Dataset rows describing interfaces
----------

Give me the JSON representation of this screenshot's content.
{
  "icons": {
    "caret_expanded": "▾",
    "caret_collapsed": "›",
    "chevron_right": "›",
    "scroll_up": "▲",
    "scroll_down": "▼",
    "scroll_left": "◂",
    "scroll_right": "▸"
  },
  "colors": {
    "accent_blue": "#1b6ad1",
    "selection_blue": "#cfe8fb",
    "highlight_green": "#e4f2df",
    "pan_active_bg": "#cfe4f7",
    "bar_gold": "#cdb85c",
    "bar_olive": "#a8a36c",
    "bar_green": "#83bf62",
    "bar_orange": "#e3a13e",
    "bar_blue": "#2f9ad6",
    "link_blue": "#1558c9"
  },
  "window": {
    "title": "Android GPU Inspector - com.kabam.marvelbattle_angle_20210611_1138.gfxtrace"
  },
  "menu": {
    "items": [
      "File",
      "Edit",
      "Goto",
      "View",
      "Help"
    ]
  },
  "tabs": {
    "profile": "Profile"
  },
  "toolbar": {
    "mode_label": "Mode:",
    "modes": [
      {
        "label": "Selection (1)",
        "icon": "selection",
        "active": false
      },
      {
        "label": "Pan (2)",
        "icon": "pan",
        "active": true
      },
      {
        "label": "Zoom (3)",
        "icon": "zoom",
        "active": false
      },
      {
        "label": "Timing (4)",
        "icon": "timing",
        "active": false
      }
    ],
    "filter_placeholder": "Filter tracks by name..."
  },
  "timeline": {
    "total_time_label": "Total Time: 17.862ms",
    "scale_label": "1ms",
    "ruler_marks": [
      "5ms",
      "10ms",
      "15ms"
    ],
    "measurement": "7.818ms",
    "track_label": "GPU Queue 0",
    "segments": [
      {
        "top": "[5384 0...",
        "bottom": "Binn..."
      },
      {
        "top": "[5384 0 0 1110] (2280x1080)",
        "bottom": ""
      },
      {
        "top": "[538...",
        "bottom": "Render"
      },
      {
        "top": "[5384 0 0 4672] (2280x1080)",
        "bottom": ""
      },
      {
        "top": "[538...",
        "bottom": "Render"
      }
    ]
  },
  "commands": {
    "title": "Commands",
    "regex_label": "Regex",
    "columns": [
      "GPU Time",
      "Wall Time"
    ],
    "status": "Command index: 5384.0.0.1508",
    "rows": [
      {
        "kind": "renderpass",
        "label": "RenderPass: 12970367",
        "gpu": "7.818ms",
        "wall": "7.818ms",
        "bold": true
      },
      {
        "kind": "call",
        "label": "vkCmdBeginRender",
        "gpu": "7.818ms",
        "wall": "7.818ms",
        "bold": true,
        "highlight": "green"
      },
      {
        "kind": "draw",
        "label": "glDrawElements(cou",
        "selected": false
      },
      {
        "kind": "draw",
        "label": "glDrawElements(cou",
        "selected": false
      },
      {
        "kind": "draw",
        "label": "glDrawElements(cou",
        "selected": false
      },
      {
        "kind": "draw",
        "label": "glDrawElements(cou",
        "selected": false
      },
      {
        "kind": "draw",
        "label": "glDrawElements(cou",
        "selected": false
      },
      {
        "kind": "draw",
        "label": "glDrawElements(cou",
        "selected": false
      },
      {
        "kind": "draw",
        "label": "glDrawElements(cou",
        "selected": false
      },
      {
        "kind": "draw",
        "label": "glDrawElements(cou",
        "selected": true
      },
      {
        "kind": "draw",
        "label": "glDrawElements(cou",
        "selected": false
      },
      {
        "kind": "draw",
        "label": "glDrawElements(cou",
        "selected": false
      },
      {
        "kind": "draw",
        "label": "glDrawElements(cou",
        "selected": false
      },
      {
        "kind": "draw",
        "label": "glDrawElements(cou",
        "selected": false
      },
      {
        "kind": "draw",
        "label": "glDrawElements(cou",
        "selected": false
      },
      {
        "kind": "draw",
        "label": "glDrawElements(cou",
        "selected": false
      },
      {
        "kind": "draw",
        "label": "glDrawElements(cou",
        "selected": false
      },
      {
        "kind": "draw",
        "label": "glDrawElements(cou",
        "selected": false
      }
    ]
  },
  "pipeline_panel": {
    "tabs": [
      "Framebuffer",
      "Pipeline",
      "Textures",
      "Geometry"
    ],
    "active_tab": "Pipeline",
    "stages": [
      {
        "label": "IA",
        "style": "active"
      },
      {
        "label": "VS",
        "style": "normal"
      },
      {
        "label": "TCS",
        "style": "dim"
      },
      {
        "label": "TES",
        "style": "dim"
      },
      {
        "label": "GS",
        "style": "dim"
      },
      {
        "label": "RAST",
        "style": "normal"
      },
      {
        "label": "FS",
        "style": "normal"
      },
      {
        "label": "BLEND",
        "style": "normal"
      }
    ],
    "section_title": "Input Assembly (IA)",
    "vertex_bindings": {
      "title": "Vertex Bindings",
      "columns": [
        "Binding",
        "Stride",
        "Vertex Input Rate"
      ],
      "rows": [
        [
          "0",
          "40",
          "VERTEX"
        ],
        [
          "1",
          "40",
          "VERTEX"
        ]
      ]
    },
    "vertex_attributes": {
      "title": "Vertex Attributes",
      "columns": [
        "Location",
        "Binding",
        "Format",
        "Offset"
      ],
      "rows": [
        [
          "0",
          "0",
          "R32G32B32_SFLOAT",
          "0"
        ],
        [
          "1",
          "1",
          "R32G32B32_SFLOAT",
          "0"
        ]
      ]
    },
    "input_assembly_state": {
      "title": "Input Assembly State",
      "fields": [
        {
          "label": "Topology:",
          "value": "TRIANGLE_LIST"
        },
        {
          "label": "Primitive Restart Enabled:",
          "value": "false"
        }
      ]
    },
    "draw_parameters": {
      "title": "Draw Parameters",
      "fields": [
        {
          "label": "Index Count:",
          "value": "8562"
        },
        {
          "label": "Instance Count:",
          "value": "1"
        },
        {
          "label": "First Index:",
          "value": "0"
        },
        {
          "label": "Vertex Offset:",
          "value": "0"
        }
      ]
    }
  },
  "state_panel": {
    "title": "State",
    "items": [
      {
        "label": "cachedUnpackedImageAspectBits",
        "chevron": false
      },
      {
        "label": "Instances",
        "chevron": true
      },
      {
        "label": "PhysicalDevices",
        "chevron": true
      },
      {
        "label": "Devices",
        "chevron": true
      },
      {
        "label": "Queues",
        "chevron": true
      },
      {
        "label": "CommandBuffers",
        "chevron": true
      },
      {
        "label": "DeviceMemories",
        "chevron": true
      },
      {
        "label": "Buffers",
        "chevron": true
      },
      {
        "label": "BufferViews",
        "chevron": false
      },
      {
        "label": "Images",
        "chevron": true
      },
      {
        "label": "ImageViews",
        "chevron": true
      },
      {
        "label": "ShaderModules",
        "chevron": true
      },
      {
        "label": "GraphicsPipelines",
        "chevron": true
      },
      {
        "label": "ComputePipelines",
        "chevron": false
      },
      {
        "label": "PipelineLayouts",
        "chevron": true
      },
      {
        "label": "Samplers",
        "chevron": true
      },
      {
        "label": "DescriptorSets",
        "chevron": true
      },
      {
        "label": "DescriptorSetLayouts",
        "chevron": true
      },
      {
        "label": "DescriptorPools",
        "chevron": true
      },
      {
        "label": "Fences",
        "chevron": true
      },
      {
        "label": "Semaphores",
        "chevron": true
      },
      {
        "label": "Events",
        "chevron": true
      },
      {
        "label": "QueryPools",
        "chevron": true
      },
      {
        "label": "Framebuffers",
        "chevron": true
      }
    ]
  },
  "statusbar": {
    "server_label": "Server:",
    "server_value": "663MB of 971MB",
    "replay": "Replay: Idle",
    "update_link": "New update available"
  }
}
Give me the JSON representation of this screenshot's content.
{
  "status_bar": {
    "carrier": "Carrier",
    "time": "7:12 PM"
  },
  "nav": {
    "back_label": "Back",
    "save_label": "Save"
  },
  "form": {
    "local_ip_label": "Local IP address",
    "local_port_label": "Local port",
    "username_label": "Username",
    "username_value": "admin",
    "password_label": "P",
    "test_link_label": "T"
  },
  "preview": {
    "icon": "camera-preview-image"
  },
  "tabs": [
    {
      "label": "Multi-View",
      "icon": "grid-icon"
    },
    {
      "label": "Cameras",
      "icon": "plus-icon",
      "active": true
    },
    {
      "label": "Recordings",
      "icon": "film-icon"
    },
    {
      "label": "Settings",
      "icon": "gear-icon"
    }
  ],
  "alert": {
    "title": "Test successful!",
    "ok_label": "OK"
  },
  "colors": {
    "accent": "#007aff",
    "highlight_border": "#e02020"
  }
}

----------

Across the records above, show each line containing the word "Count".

          "label": "Index Count:",
          "label": "Instance Count:",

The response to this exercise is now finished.